Types of drugs
The type of drug someone uses makes a difference too, as some drugs are just more addictive than others. For example, crack cocaine is much more addictive than marijuana, so if you smoke crack even just one time, you may find yourself addicted, whereas you may not become addicted with marijuana. Also, some drugs are more addictive depending on the way they are taken. If a drug is smoked or injected, the “high” comes almost instantly and is oftentimes stronger, which can make it more addictive.
If you’ve been diagnosed with a mental health disorder, such as clinical depression, bipolar disorder, or an anxiety disorder, your risk of addiction increases. At the same time, if you’ve been diagnosed with an addiction to a drug, your risk of developing a mental health disorder increases too. Addiction and mental health certainly affect each other and without help, a vicious cycle can begin.
Chronic pain patients are at a higher risk of developing an addiction to prescription pain pills, as well as those who are prescribed pain pills after an injury or surgery. Opioids are quite addictive, so it’s important to always take them as prescribed and be cautious about the nature of their addictive quality.
When Does It Become An Addiction?
There’s recreational use of alcohol or drugs, which doesn’t seem to cause people problems. You may have Mary, who has a glass or two of wine several times a month at social gatherings and never has the urge to go beyond that. Then you’ve got Frank, who starts stopping at the bar after work with his buddies to have a couple of drinks and before he knows it, he’s getting drunk every night, not able to call it quits after one or two.
What is it that separates the two? What causes one to cross the line from recreation to addiction?
Is Addiction A Disease?
Neurologists state that addiction is a disease of the brain. They state that an addict will lose their logical thinking as a result of the way the drugs affect their brain. This is why they’ll choose their drug of choice over things like food, family, work, etc.
The general consensus is that addicts do not choose to become addicts. They don’t intentionally use alcohol or drugs with the intent of becoming addicted. Now, you’ve seen how they may have risk factors involved, which can increase their chances of becoming addicted, but they still aren’t consciously choosing to become addicts.
You may or may not have risk factors when it comes to addiction, but either way there are things you can do to prevent alcohol or drug addiction. And, even if you have multiple risk factors, this doesn’t mean that you will become addicted. However, it can do you good to learn about addiction and talk to your healthcare provider or therapist if you’re concerned. You may want to abstain completely from experimenting or using and alcohol or drugs just to be on the safe side.
If Your Family Members Are Addicted
If you have family members that are addicted to alcohol or drugs, you may want to skip that recreational drink or drug. With genetics accounting for between around 50% of addiction, your chances of becoming addicted are greater if your lineage has struggled with addiction. If this is the case, stay away from drinking or taking drugs to be on the safe side. While having a parent, grandparent, etc. that is addicted to something doesn’t mean you will indeed become an addict too, it does mean that your chances of becoming addicted increase.

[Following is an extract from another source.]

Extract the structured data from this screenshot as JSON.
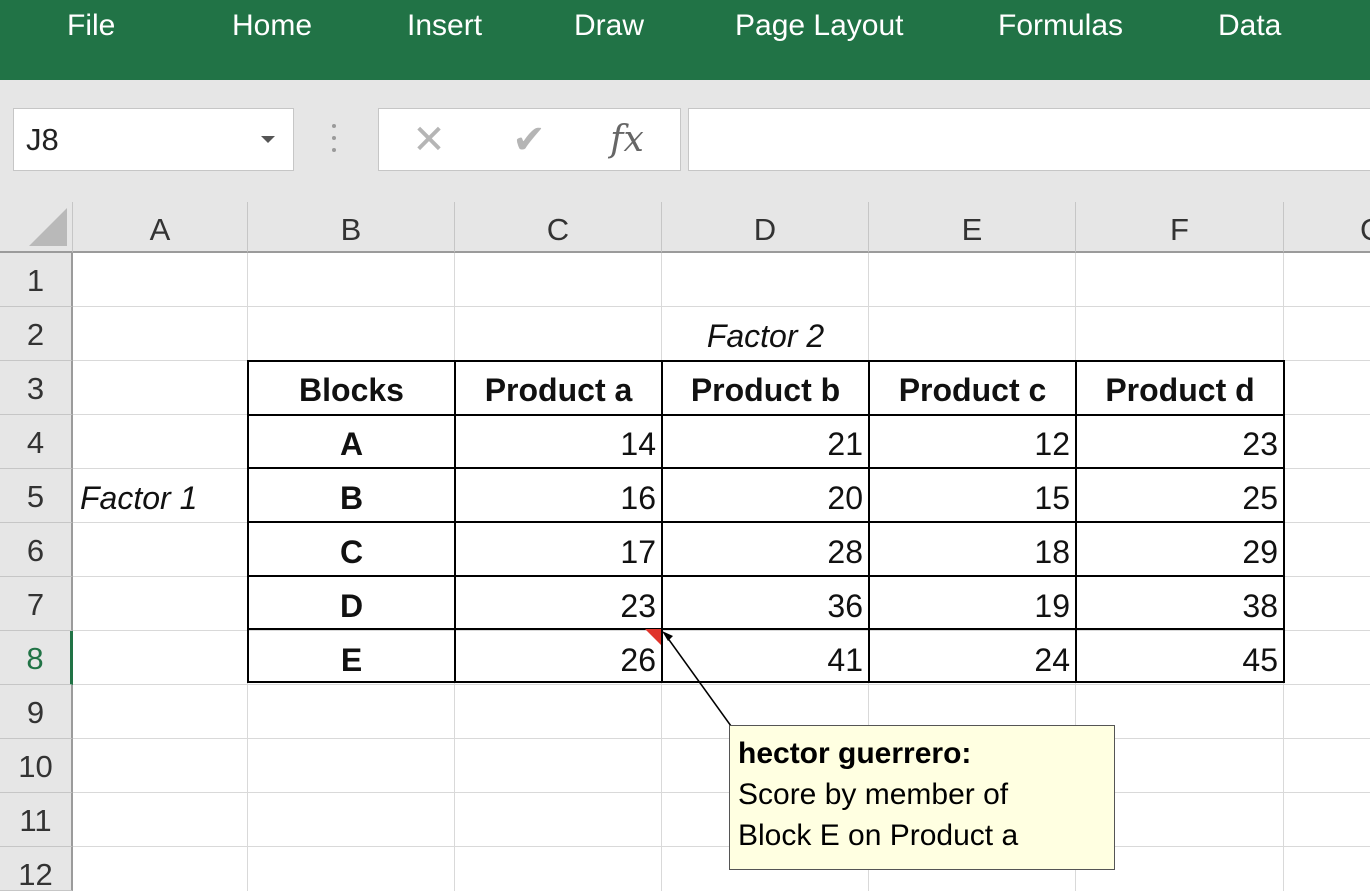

It’s impossible to know exactly who will or won’t become addicted to alcohol or drugs. Scientists are still working on being able to identify this accurately. But when you come to understand the risk factors, you should better be able to know if you’re more susceptible or not. Of course, steering clear of alcohol and drugs is always your best option.
Contact us today if you need help understanding addiction. You can also take our free and confidential online dependency assessment.